Records from a dataset:
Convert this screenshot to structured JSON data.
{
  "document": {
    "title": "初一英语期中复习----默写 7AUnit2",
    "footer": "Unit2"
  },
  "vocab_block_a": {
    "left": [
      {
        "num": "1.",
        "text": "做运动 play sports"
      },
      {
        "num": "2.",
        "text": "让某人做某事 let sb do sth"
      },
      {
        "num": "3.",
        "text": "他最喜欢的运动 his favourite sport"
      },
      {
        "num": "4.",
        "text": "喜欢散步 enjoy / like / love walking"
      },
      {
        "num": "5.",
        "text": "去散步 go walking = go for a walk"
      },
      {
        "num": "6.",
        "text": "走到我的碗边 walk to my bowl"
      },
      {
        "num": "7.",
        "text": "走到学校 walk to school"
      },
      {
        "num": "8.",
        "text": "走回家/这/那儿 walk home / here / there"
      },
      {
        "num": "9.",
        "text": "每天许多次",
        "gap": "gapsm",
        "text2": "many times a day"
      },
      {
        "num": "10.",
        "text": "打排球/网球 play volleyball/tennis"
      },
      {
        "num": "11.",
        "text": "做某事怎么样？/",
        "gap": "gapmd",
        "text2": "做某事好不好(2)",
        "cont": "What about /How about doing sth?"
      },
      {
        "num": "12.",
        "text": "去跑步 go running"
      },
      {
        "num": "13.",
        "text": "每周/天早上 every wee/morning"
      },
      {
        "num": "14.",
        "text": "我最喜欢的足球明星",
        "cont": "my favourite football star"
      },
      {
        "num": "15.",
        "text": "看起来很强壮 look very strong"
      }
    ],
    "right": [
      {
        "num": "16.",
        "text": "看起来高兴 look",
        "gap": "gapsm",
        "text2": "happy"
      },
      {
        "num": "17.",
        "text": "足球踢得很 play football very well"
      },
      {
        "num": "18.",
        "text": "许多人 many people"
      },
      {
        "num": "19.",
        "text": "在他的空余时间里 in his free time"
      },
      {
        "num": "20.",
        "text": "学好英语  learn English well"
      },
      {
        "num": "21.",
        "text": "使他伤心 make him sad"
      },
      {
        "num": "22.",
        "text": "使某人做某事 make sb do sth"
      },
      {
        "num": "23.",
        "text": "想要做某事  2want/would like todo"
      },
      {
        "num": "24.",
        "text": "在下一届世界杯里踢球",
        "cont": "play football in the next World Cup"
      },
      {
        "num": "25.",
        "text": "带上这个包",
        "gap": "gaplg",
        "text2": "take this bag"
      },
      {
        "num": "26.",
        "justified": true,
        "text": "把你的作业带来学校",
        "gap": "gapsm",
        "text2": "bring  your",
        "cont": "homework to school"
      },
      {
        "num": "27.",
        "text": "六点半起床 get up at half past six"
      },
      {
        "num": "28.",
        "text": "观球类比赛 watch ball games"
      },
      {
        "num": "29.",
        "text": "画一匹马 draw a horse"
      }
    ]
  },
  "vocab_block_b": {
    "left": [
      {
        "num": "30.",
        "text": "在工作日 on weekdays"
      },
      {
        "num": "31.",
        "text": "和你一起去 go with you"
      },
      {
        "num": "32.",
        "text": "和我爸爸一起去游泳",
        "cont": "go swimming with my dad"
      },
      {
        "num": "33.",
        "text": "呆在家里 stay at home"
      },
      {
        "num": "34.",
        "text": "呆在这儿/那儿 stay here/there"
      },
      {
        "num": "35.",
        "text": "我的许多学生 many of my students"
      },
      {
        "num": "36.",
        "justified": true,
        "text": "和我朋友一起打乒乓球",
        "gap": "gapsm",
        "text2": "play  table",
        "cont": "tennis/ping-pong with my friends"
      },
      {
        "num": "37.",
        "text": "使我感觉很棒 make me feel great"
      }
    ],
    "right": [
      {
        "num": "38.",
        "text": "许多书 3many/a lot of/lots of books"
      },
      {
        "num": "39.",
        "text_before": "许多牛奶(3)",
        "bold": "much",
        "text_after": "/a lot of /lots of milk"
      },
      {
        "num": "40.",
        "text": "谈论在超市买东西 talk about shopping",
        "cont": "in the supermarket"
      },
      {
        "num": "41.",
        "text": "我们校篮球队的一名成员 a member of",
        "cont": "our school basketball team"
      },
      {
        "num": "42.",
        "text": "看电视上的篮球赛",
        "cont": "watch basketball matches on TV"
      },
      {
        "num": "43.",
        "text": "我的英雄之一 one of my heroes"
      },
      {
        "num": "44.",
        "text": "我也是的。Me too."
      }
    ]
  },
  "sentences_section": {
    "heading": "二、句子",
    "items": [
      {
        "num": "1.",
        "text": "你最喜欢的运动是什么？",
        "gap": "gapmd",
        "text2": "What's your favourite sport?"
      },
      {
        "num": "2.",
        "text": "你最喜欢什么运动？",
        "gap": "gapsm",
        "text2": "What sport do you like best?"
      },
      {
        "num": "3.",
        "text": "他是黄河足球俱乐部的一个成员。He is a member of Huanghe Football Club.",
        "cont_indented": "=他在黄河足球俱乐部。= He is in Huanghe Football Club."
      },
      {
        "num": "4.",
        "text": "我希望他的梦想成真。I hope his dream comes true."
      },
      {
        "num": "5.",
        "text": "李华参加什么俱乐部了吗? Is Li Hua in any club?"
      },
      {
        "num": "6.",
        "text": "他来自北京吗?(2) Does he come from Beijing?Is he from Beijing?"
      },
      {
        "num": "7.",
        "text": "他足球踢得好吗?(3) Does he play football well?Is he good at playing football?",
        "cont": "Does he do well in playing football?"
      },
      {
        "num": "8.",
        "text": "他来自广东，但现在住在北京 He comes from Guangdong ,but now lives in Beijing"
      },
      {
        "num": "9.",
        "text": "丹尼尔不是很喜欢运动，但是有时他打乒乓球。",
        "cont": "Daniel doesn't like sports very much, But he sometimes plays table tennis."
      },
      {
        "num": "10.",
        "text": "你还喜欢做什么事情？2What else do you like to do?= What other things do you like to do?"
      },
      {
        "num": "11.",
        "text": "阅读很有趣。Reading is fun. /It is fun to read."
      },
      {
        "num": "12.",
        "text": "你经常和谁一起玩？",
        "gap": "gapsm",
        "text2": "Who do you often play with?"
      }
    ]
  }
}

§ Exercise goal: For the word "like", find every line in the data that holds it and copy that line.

§ Finished task:
        "text": "喜欢散步 enjoy / like / love walking"
        "text": "想要做某事  2want/would like todo"
        "text2": "What sport do you like best?"
        "cont": "Daniel doesn't like sports very much, But he sometimes plays table tennis."
        "text": "你还喜欢做什么事情？2What else do you like to do?= What other things do you like to do?"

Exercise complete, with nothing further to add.